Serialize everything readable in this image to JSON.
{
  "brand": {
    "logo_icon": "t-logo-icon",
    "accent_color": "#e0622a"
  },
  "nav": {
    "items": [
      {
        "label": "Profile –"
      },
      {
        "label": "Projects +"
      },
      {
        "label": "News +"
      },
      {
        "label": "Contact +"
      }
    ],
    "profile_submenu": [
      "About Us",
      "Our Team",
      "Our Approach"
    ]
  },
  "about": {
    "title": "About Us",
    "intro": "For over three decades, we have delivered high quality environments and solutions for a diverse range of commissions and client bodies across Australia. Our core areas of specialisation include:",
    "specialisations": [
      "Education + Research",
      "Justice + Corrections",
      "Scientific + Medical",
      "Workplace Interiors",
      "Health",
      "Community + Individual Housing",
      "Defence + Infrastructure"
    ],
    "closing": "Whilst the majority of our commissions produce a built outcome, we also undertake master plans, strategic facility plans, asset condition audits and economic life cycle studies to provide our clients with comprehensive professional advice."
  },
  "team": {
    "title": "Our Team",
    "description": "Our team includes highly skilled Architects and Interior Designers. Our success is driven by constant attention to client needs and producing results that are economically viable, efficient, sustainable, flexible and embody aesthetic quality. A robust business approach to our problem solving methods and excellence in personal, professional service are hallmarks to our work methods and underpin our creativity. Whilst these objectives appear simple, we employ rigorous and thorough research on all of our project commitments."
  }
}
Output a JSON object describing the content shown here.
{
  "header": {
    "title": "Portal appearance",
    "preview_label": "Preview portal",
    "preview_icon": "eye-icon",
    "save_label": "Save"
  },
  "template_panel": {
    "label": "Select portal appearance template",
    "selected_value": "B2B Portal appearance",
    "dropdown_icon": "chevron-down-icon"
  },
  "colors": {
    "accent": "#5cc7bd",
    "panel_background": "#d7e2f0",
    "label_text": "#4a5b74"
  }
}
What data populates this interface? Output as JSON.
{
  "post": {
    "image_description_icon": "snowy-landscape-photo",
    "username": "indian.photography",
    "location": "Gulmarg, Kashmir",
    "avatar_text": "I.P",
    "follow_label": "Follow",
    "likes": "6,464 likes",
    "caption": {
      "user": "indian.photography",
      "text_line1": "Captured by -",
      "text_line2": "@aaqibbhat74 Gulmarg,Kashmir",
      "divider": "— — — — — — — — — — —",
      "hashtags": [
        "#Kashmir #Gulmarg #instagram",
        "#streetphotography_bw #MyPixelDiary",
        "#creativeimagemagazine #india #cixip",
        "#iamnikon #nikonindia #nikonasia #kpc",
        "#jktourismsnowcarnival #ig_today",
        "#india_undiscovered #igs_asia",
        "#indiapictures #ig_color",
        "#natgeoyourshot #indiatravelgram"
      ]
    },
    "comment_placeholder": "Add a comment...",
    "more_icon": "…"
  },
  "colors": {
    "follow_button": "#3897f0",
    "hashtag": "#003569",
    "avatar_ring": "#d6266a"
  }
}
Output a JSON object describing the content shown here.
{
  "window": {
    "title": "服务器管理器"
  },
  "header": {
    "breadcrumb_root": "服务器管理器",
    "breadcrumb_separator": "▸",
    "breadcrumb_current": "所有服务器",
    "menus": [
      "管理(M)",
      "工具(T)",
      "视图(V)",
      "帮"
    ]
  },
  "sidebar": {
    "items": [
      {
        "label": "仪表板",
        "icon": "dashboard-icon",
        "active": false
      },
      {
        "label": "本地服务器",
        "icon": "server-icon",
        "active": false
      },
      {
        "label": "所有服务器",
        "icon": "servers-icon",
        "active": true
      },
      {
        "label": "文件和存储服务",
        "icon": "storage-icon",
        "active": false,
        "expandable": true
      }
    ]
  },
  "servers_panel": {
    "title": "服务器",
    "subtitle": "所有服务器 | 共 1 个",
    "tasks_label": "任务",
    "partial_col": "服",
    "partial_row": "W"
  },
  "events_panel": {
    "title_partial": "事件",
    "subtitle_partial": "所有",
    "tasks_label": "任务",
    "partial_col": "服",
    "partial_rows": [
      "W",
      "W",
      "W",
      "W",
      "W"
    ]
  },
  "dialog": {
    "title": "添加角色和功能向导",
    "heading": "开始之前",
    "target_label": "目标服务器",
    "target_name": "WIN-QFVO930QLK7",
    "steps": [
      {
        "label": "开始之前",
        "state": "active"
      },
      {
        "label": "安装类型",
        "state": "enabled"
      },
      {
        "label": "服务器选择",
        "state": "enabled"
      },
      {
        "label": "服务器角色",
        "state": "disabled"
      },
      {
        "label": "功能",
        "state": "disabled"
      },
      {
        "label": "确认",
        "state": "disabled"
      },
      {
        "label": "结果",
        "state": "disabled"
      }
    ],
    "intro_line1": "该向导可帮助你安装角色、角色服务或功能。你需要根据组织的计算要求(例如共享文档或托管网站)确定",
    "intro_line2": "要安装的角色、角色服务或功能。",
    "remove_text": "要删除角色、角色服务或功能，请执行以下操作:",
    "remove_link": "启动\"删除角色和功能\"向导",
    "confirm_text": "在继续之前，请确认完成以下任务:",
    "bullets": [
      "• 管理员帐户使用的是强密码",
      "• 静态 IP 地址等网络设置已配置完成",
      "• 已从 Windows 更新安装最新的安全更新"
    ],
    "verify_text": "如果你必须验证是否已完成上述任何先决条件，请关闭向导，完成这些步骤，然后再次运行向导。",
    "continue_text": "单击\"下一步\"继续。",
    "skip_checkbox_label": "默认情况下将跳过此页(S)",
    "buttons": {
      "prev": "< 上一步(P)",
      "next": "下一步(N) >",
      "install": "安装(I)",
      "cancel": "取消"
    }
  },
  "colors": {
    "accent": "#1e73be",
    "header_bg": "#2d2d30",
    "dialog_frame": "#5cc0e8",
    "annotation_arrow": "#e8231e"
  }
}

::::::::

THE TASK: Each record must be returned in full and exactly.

OUTPUT:
Serialize everything readable in this image to JSON.
{
  "brand": {
    "logo_icon": "t-logo-icon",
    "accent_color": "#e0622a"
  },
  "nav": {
    "items": [
      {
        "label": "Profile –"
      },
      {
        "label": "Projects +"
      },
      {
        "label": "News +"
      },
      {
        "label": "Contact +"
      }
    ],
    "profile_submenu": [
      "About Us",
      "Our Team",
      "Our Approach"
    ]
  },
  "about": {
    "title": "About Us",
    "intro": "For over three decades, we have delivered high quality environments and solutions for a diverse range of commissions and client bodies across Australia. Our core areas of specialisation include:",
    "specialisations": [
      "Education + Research",
      "Justice + Corrections",
      "Scientific + Medical",
      "Workplace Interiors",
      "Health",
      "Community + Individual Housing",
      "Defence + Infrastructure"
    ],
    "closing": "Whilst the majority of our commissions produce a built outcome, we also undertake master plans, strategic facility plans, asset condition audits and economic life cycle studies to provide our clients with comprehensive professional advice."
  },
  "team": {
    "title": "Our Team",
    "description": "Our team includes highly skilled Architects and Interior Designers. Our success is driven by constant attention to client needs and producing results that are economically viable, efficient, sustainable, flexible and embody aesthetic quality. A robust business approach to our problem solving methods and excellence in personal, professional service are hallmarks to our work methods and underpin our creativity. Whilst these objectives appear simple, we employ rigorous and thorough research on all of our project commitments."
  }
}
Output a JSON object describing the content shown here.
{
  "header": {
    "title": "Portal appearance",
    "preview_label": "Preview portal",
    "preview_icon": "eye-icon",
    "save_label": "Save"
  },
  "template_panel": {
    "label": "Select portal appearance template",
    "selected_value": "B2B Portal appearance",
    "dropdown_icon": "chevron-down-icon"
  },
  "colors": {
    "accent": "#5cc7bd",
    "panel_background": "#d7e2f0",
    "label_text": "#4a5b74"
  }
}
What data populates this interface? Output as JSON.
{
  "post": {
    "image_description_icon": "snowy-landscape-photo",
    "username": "indian.photography",
    "location": "Gulmarg, Kashmir",
    "avatar_text": "I.P",
    "follow_label": "Follow",
    "likes": "6,464 likes",
    "caption": {
      "user": "indian.photography",
      "text_line1": "Captured by -",
      "text_line2": "@aaqibbhat74 Gulmarg,Kashmir",
      "divider": "— — — — — — — — — — —",
      "hashtags": [
        "#Kashmir #Gulmarg #instagram",
        "#streetphotography_bw #MyPixelDiary",
        "#creativeimagemagazine #india #cixip",
        "#iamnikon #nikonindia #nikonasia #kpc",
        "#jktourismsnowcarnival #ig_today",
        "#india_undiscovered #igs_asia",
        "#indiapictures #ig_color",
        "#natgeoyourshot #indiatravelgram"
      ]
    },
    "comment_placeholder": "Add a comment...",
    "more_icon": "…"
  },
  "colors": {
    "follow_button": "#3897f0",
    "hashtag": "#003569",
    "avatar_ring": "#d6266a"
  }
}
Output a JSON object describing the content shown here.
{
  "window": {
    "title": "服务器管理器"
  },
  "header": {
    "breadcrumb_root": "服务器管理器",
    "breadcrumb_separator": "▸",
    "breadcrumb_current": "所有服务器",
    "menus": [
      "管理(M)",
      "工具(T)",
      "视图(V)",
      "帮"
    ]
  },
  "sidebar": {
    "items": [
      {
        "label": "仪表板",
        "icon": "dashboard-icon",
        "active": false
      },
      {
        "label": "本地服务器",
        "icon": "server-icon",
        "active": false
      },
      {
        "label": "所有服务器",
        "icon": "servers-icon",
        "active": true
      },
      {
        "label": "文件和存储服务",
        "icon": "storage-icon",
        "active": false,
        "expandable": true
      }
    ]
  },
  "servers_panel": {
    "title": "服务器",
    "subtitle": "所有服务器 | 共 1 个",
    "tasks_label": "任务",
    "partial_col": "服",
    "partial_row": "W"
  },
  "events_panel": {
    "title_partial": "事件",
    "subtitle_partial": "所有",
    "tasks_label": "任务",
    "partial_col": "服",
    "partial_rows": [
      "W",
      "W",
      "W",
      "W",
      "W"
    ]
  },
  "dialog": {
    "title": "添加角色和功能向导",
    "heading": "开始之前",
    "target_label": "目标服务器",
    "target_name": "WIN-QFVO930QLK7",
    "steps": [
      {
        "label": "开始之前",
        "state": "active"
      },
      {
        "label": "安装类型",
        "state": "enabled"
      },
      {
        "label": "服务器选择",
        "state": "enabled"
      },
      {
        "label": "服务器角色",
        "state": "disabled"
      },
      {
        "label": "功能",
        "state": "disabled"
      },
      {
        "label": "确认",
        "state": "disabled"
      },
      {
        "label": "结果",
        "state": "disabled"
      }
    ],
    "intro_line1": "该向导可帮助你安装角色、角色服务或功能。你需要根据组织的计算要求(例如共享文档或托管网站)确定",
    "intro_line2": "要安装的角色、角色服务或功能。",
    "remove_text": "要删除角色、角色服务或功能，请执行以下操作:",
    "remove_link": "启动\"删除角色和功能\"向导",
    "confirm_text": "在继续之前，请确认完成以下任务:",
    "bullets": [
      "• 管理员帐户使用的是强密码",
      "• 静态 IP 地址等网络设置已配置完成",
      "• 已从 Windows 更新安装最新的安全更新"
    ],
    "verify_text": "如果你必须验证是否已完成上述任何先决条件，请关闭向导，完成这些步骤，然后再次运行向导。",
    "continue_text": "单击\"下一步\"继续。",
    "skip_checkbox_label": "默认情况下将跳过此页(S)",
    "buttons": {
      "prev": "< 上一步(P)",
      "next": "下一步(N) >",
      "install": "安装(I)",
      "cancel": "取消"
    }
  },
  "colors": {
    "accent": "#1e73be",
    "header_bg": "#2d2d30",
    "dialog_frame": "#5cc0e8",
    "annotation_arrow": "#e8231e"
  }
}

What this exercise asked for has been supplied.